- Venture capital-backed companies: Small business concerns that are majority-owned by multiple venture capital operating companies, hedge funds and/or private equity firms can now apply to the NIH SBIR program.
- Switching between SBIR and STTR: Traditionally applicants with a Phase I STTR award or a Phase I SBIR award would only be able to move on to applying for a Phase II STTR or SBIR award respectively. However, they may now switch between the SBIR and STTR programs between Phases (I to II and II to IIB).
- Technical assistance programs: NIH has expanded the Niche Assessment Program for active Phase I awardees, and the Commercialization Assistance Program for Phase II awardees, to include both SBIR and STTR awardees.
- Increased outreach efforts: NIH funds biomedical research funding in all states. As part of the reauthorization requirements, NIH will continue targeting historically underserved geographical areas known as Institutional Development Award (IDeA) states, and populations, including women-owned small businesses (WOSB) and small disadvantaged business (SDB). NIH’s goal is to continue spreading awareness about the SBIR and STTR programs to these groups, and to increase the number and quality of their SBIR and STTR applications.
- New guidance on application submissions above the statutory hard budget caps: more information in Appendix A of the omnibus solicitation.
- Coming soon – direct SBIR phase II FOA: A funding announcement that permits direct SBIR Phase II applications will be coming soon – stay tuned to the NIH SBIR homepage and the SBIR/STTR listserv for details.

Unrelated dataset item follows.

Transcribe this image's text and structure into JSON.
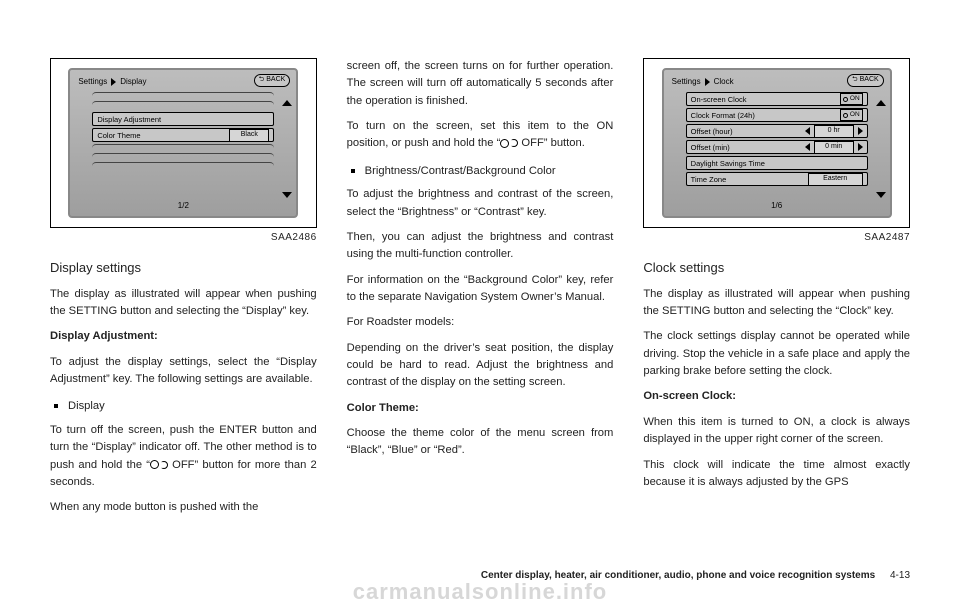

Small businesses are important for commercializing innovative medical technologies and these programs are one way which NIH supports them. The SBIR/STTR programs are unique in many ways – for example, the number of SBIR applications received over the past decade are a different picture than the overall rise in research project grant applications. But like all of our programs, the SBIR and STTR program application success rates declined in 2013. Review the NIH Data Book for more data or visit sbir.nih.gov, to learn more about the SBIR/STTR programs.